There is not one model swing that everyone should copy. No one ever hit a golf ball better than Lee Trevino. But Andy North and Scott Simpson won U.S. Opens with upright swings drastically different from Trevino's flat swing.
Golf instructors are not evil… or stupid. However, I believe that they are an example of misguided ideas about turning people into robots. Instead, our job as golf instructors should be on identifying the fundamentals of the golf swing and adapting them to each student's unique abilities. The student needs to understand impact, and the instructor has to figure out how to get him to it. One size does not fit all.
This is not limited to golf instruction. When I was a kid, we went to our family doctor. He knew us, and he'd seen everything. He could diagnose your health problem(s) in a few minutes. And, if it were out of his league, he'd send you to a specialist.
Golf needs more instructors like the old-time family doctor. Most people have pretty basic problems related to ball contact. Treating average players as if they need to understand a highly sophisticated Tour player's swing is not helpful. In fact, it's detrimental.
Many years ago, I was at a Titleist Staff day, and the speaker was a famous instructor of Tour players. He emphasized how he was working with famous players on exiting low-left on their golf swing. Well, most amateur players need to exit high-right … they're poor players because they come over-the-top and thus finish low-left. But, on the other hand, tour players do not come over the top… they can exit low-left.
Golf instruction should be simple, sane, and uncomplicated. Players need to understand contact, learn an easy natural motion – basically a throwing motion – and they'll be able to play decent golf. And that philosophy will help 99% of players, especially new players.
Save the sophisticated movements for Tour players and scratch amateurs.
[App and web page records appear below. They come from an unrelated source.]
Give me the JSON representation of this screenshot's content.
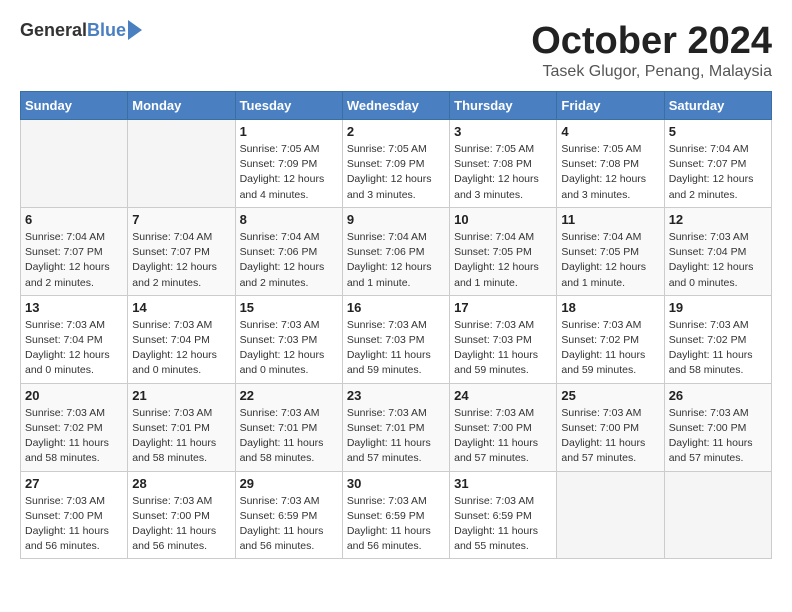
{
  "logo": {
    "general": "General",
    "blue": "Blue"
  },
  "title": "October 2024",
  "location": "Tasek Glugor, Penang, Malaysia",
  "headers": [
    "Sunday",
    "Monday",
    "Tuesday",
    "Wednesday",
    "Thursday",
    "Friday",
    "Saturday"
  ],
  "weeks": [
    [
      {
        "day": "",
        "info": ""
      },
      {
        "day": "",
        "info": ""
      },
      {
        "day": "1",
        "info": "Sunrise: 7:05 AM\nSunset: 7:09 PM\nDaylight: 12 hours and 4 minutes."
      },
      {
        "day": "2",
        "info": "Sunrise: 7:05 AM\nSunset: 7:09 PM\nDaylight: 12 hours and 3 minutes."
      },
      {
        "day": "3",
        "info": "Sunrise: 7:05 AM\nSunset: 7:08 PM\nDaylight: 12 hours and 3 minutes."
      },
      {
        "day": "4",
        "info": "Sunrise: 7:05 AM\nSunset: 7:08 PM\nDaylight: 12 hours and 3 minutes."
      },
      {
        "day": "5",
        "info": "Sunrise: 7:04 AM\nSunset: 7:07 PM\nDaylight: 12 hours and 2 minutes."
      }
    ],
    [
      {
        "day": "6",
        "info": "Sunrise: 7:04 AM\nSunset: 7:07 PM\nDaylight: 12 hours and 2 minutes."
      },
      {
        "day": "7",
        "info": "Sunrise: 7:04 AM\nSunset: 7:07 PM\nDaylight: 12 hours and 2 minutes."
      },
      {
        "day": "8",
        "info": "Sunrise: 7:04 AM\nSunset: 7:06 PM\nDaylight: 12 hours and 2 minutes."
      },
      {
        "day": "9",
        "info": "Sunrise: 7:04 AM\nSunset: 7:06 PM\nDaylight: 12 hours and 1 minute."
      },
      {
        "day": "10",
        "info": "Sunrise: 7:04 AM\nSunset: 7:05 PM\nDaylight: 12 hours and 1 minute."
      },
      {
        "day": "11",
        "info": "Sunrise: 7:04 AM\nSunset: 7:05 PM\nDaylight: 12 hours and 1 minute."
      },
      {
        "day": "12",
        "info": "Sunrise: 7:03 AM\nSunset: 7:04 PM\nDaylight: 12 hours and 0 minutes."
      }
    ],
    [
      {
        "day": "13",
        "info": "Sunrise: 7:03 AM\nSunset: 7:04 PM\nDaylight: 12 hours and 0 minutes."
      },
      {
        "day": "14",
        "info": "Sunrise: 7:03 AM\nSunset: 7:04 PM\nDaylight: 12 hours and 0 minutes."
      },
      {
        "day": "15",
        "info": "Sunrise: 7:03 AM\nSunset: 7:03 PM\nDaylight: 12 hours and 0 minutes."
      },
      {
        "day": "16",
        "info": "Sunrise: 7:03 AM\nSunset: 7:03 PM\nDaylight: 11 hours and 59 minutes."
      },
      {
        "day": "17",
        "info": "Sunrise: 7:03 AM\nSunset: 7:03 PM\nDaylight: 11 hours and 59 minutes."
      },
      {
        "day": "18",
        "info": "Sunrise: 7:03 AM\nSunset: 7:02 PM\nDaylight: 11 hours and 59 minutes."
      },
      {
        "day": "19",
        "info": "Sunrise: 7:03 AM\nSunset: 7:02 PM\nDaylight: 11 hours and 58 minutes."
      }
    ],
    [
      {
        "day": "20",
        "info": "Sunrise: 7:03 AM\nSunset: 7:02 PM\nDaylight: 11 hours and 58 minutes."
      },
      {
        "day": "21",
        "info": "Sunrise: 7:03 AM\nSunset: 7:01 PM\nDaylight: 11 hours and 58 minutes."
      },
      {
        "day": "22",
        "info": "Sunrise: 7:03 AM\nSunset: 7:01 PM\nDaylight: 11 hours and 58 minutes."
      },
      {
        "day": "23",
        "info": "Sunrise: 7:03 AM\nSunset: 7:01 PM\nDaylight: 11 hours and 57 minutes."
      },
      {
        "day": "24",
        "info": "Sunrise: 7:03 AM\nSunset: 7:00 PM\nDaylight: 11 hours and 57 minutes."
      },
      {
        "day": "25",
        "info": "Sunrise: 7:03 AM\nSunset: 7:00 PM\nDaylight: 11 hours and 57 minutes."
      },
      {
        "day": "26",
        "info": "Sunrise: 7:03 AM\nSunset: 7:00 PM\nDaylight: 11 hours and 57 minutes."
      }
    ],
    [
      {
        "day": "27",
        "info": "Sunrise: 7:03 AM\nSunset: 7:00 PM\nDaylight: 11 hours and 56 minutes."
      },
      {
        "day": "28",
        "info": "Sunrise: 7:03 AM\nSunset: 7:00 PM\nDaylight: 11 hours and 56 minutes."
      },
      {
        "day": "29",
        "info": "Sunrise: 7:03 AM\nSunset: 6:59 PM\nDaylight: 11 hours and 56 minutes."
      },
      {
        "day": "30",
        "info": "Sunrise: 7:03 AM\nSunset: 6:59 PM\nDaylight: 11 hours and 56 minutes."
      },
      {
        "day": "31",
        "info": "Sunrise: 7:03 AM\nSunset: 6:59 PM\nDaylight: 11 hours and 55 minutes."
      },
      {
        "day": "",
        "info": ""
      },
      {
        "day": "",
        "info": ""
      }
    ]
  ]
}
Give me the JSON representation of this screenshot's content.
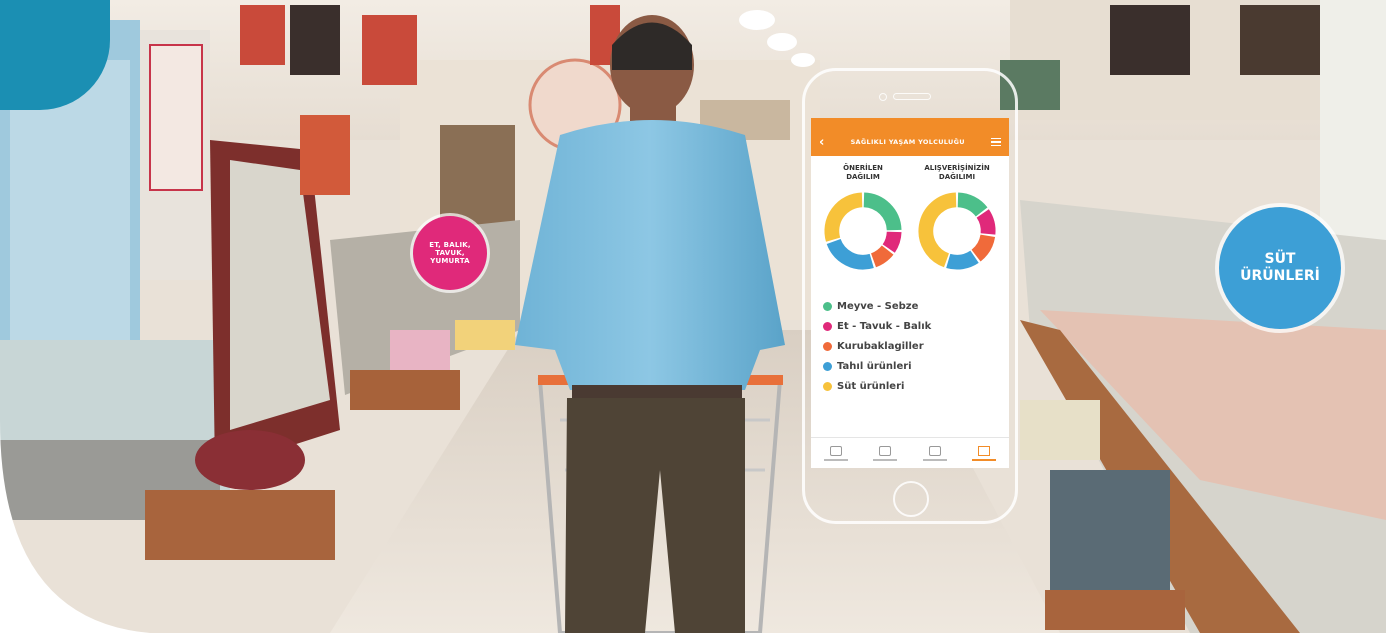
{
  "bubbles": {
    "meat": "ET, BALIK,\nTAVUK,\nYUMURTA",
    "dairy": "SÜT\nÜRÜNLERİ"
  },
  "app": {
    "title": "SAĞLIKLI YAŞAM YOLCULUĞU",
    "back_icon": "chevron-left-icon",
    "menu_icon": "hamburger-menu-icon",
    "chart_recommended_title": "ÖNERİLEN\nDAĞILIM",
    "chart_shopping_title": "ALIŞVERİŞİNİZİN\nDAĞILIMI",
    "legend": [
      {
        "label": "Meyve - Sebze",
        "color": "#4cbf8a"
      },
      {
        "label": "Et - Tavuk - Balık",
        "color": "#e0297a"
      },
      {
        "label": "Kurubaklagiller",
        "color": "#f06a3a"
      },
      {
        "label": "Tahıl ürünleri",
        "color": "#3d9fd6"
      },
      {
        "label": "Süt ürünleri",
        "color": "#f7c23b"
      }
    ],
    "accent": "#f28c28"
  },
  "chart_data": [
    {
      "type": "pie",
      "categories": [
        "Meyve - Sebze",
        "Et - Tavuk - Balık",
        "Kurubaklagiller",
        "Tahıl ürünleri",
        "Süt ürünleri"
      ],
      "values": [
        25,
        10,
        10,
        25,
        30
      ]
    },
    {
      "type": "pie",
      "categories": [
        "Meyve - Sebze",
        "Et - Tavuk - Balık",
        "Kurubaklagiller",
        "Tahıl ürünleri",
        "Süt ürünleri"
      ],
      "values": [
        15,
        12,
        13,
        15,
        45
      ]
    }
  ]
}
Most people just want to play decent golf.
Thanks, Tom. You can tune into his weekly emails by signing up here.
I think what we've described is the range of teaching techniques that range from Homer Kelley's often maligned "The Golfing Machine" to Harvey Penick's beloved "Little Red Book." It's the highly technical and complicated – Kelley, to the simple and direct – Penick.
I'm a firm believer that if one were to collect and analyze the tips from any of the published golf magazines or videos over the past ten years, we'd find the same problem addressed in diametrically different ways. And really, all the average golfer wants is a competent and consistent way to experience shot euphoria.
I hope the guy who wanted so badly to get back into the game and enjoy golf with his son got something out of his complicated lesson, and shot better than 110 the next time he played. Otherwise, he'll likely give up the game for bocce or pickleball. Then, we all lose.